Website and app data records:
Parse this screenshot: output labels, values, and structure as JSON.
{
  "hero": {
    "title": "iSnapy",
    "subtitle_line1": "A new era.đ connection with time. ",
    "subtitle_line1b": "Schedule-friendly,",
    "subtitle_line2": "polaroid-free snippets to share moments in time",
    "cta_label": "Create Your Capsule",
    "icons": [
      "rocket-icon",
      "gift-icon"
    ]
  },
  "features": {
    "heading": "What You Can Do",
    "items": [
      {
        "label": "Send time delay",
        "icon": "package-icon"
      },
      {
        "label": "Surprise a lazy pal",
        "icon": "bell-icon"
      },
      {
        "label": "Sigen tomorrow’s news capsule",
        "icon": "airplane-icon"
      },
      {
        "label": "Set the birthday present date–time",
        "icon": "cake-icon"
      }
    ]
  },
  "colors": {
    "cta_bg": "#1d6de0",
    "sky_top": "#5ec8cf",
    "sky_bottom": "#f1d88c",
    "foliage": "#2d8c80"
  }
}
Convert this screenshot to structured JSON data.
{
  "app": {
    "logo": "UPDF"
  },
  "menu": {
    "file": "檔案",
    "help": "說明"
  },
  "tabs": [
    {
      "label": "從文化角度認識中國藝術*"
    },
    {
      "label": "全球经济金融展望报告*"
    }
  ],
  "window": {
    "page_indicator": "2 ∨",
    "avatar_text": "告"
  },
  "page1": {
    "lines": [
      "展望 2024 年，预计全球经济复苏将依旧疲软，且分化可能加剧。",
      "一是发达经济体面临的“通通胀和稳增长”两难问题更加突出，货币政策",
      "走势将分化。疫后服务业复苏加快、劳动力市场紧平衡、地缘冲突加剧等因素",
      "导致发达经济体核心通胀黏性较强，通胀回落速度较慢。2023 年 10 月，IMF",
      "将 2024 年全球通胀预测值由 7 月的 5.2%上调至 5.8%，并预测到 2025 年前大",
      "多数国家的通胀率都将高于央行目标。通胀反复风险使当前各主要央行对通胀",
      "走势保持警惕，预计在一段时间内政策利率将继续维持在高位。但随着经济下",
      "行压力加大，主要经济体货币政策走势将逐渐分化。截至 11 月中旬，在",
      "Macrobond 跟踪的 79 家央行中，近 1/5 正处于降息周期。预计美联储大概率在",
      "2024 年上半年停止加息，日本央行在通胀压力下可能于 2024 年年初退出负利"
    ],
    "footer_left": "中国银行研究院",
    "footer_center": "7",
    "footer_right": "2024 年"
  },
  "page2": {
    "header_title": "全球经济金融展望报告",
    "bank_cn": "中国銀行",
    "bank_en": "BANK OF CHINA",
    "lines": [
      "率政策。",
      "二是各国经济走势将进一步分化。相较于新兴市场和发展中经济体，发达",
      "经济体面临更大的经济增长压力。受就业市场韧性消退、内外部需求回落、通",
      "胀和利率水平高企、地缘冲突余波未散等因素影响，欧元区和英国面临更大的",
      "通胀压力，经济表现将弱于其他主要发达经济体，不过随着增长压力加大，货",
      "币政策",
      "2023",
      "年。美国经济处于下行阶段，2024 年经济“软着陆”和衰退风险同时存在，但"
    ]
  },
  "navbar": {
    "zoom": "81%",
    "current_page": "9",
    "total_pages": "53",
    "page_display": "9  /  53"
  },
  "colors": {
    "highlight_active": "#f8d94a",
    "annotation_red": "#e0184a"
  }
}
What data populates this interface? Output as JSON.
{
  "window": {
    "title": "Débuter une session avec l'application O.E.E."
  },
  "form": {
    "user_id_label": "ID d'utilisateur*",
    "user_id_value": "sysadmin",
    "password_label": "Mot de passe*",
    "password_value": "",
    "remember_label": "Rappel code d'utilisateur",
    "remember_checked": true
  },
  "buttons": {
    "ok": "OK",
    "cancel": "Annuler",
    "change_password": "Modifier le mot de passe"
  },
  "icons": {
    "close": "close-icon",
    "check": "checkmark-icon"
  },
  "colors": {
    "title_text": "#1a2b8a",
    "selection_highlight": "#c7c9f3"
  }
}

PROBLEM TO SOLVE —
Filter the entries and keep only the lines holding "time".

OUTPUT —
    "subtitle_line1": "A new era.đ connection with time. ",
    "subtitle_line2": "polaroid-free snippets to share moments in time",
        "label": "Send time delay",
        "label": "Set the birthday present date–time",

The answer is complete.